Copy all the records exactly, but keep the pictures out of your version.
■ ■ ■ ■
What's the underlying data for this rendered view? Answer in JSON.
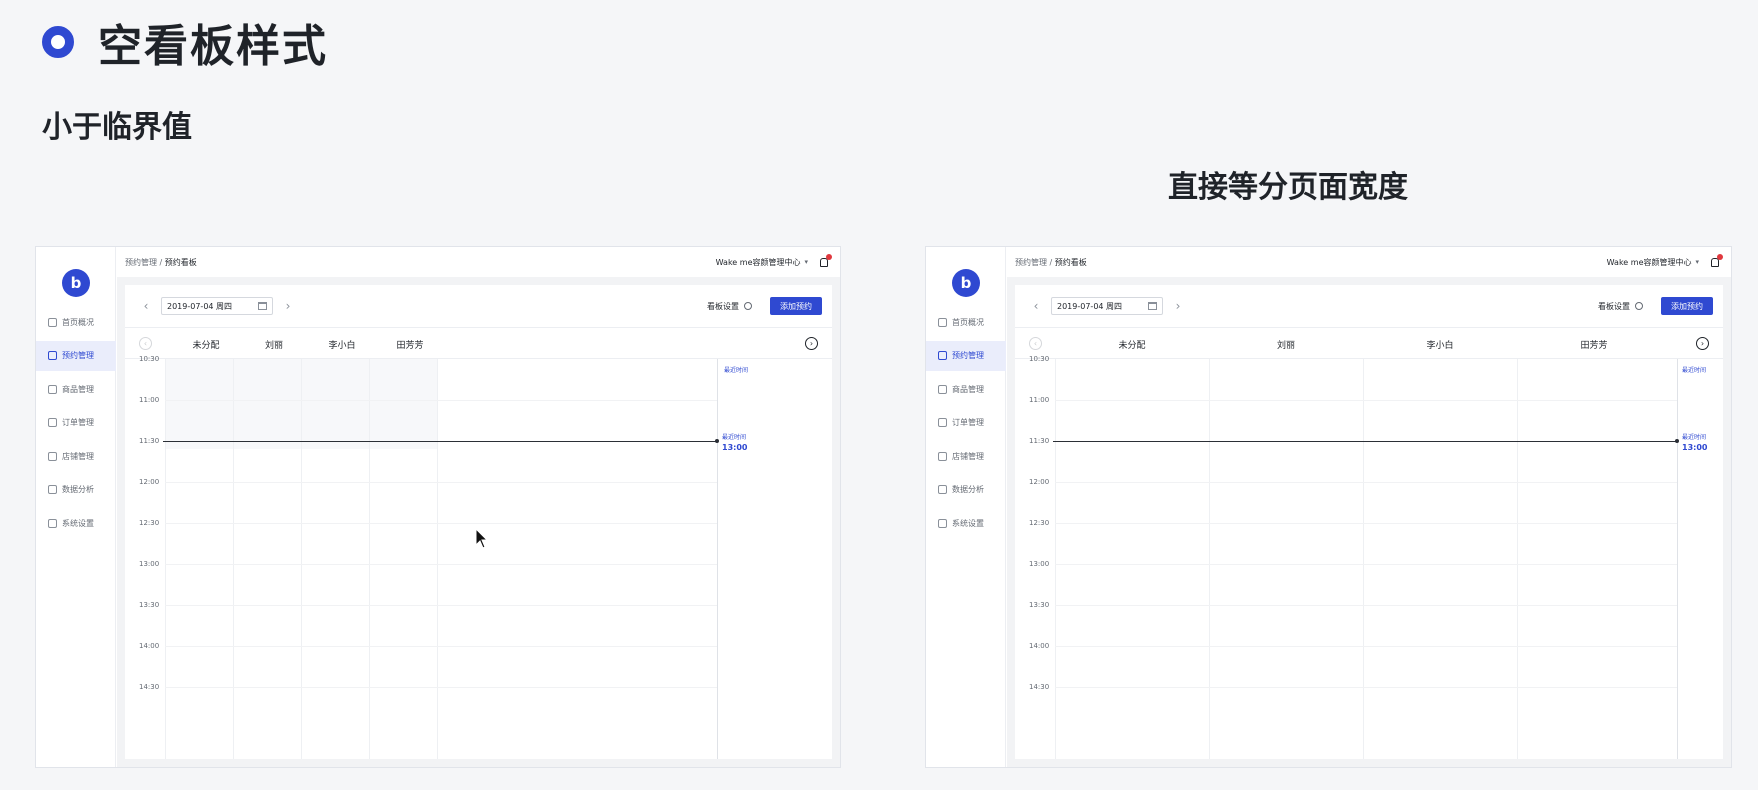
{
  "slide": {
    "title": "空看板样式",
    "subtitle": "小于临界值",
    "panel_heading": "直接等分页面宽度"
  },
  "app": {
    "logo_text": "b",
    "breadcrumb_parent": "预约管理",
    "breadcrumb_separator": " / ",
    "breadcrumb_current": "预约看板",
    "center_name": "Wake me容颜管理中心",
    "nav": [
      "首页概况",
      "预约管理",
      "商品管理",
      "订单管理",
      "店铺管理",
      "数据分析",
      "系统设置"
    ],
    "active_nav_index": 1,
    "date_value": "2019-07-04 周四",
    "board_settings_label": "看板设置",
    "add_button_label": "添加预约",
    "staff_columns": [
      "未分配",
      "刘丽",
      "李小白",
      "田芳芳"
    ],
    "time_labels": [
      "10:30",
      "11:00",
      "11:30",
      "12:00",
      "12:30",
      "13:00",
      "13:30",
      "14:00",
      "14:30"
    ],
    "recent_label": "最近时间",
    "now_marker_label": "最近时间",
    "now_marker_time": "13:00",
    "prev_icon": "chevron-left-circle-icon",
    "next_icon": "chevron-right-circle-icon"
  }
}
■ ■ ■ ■
** Exercise response **
What's the underlying data for this rendered view? Answer in JSON.
{
  "slide": {
    "title": "空看板样式",
    "subtitle": "小于临界值",
    "panel_heading": "直接等分页面宽度"
  },
  "app": {
    "logo_text": "b",
    "breadcrumb_parent": "预约管理",
    "breadcrumb_separator": " / ",
    "breadcrumb_current": "预约看板",
    "center_name": "Wake me容颜管理中心",
    "nav": [
      "首页概况",
      "预约管理",
      "商品管理",
      "订单管理",
      "店铺管理",
      "数据分析",
      "系统设置"
    ],
    "active_nav_index": 1,
    "date_value": "2019-07-04 周四",
    "board_settings_label": "看板设置",
    "add_button_label": "添加预约",
    "staff_columns": [
      "未分配",
      "刘丽",
      "李小白",
      "田芳芳"
    ],
    "time_labels": [
      "10:30",
      "11:00",
      "11:30",
      "12:00",
      "12:30",
      "13:00",
      "13:30",
      "14:00",
      "14:30"
    ],
    "recent_label": "最近时间",
    "now_marker_label": "最近时间",
    "now_marker_time": "13:00",
    "prev_icon": "chevron-left-circle-icon",
    "next_icon": "chevron-right-circle-icon"
  }
}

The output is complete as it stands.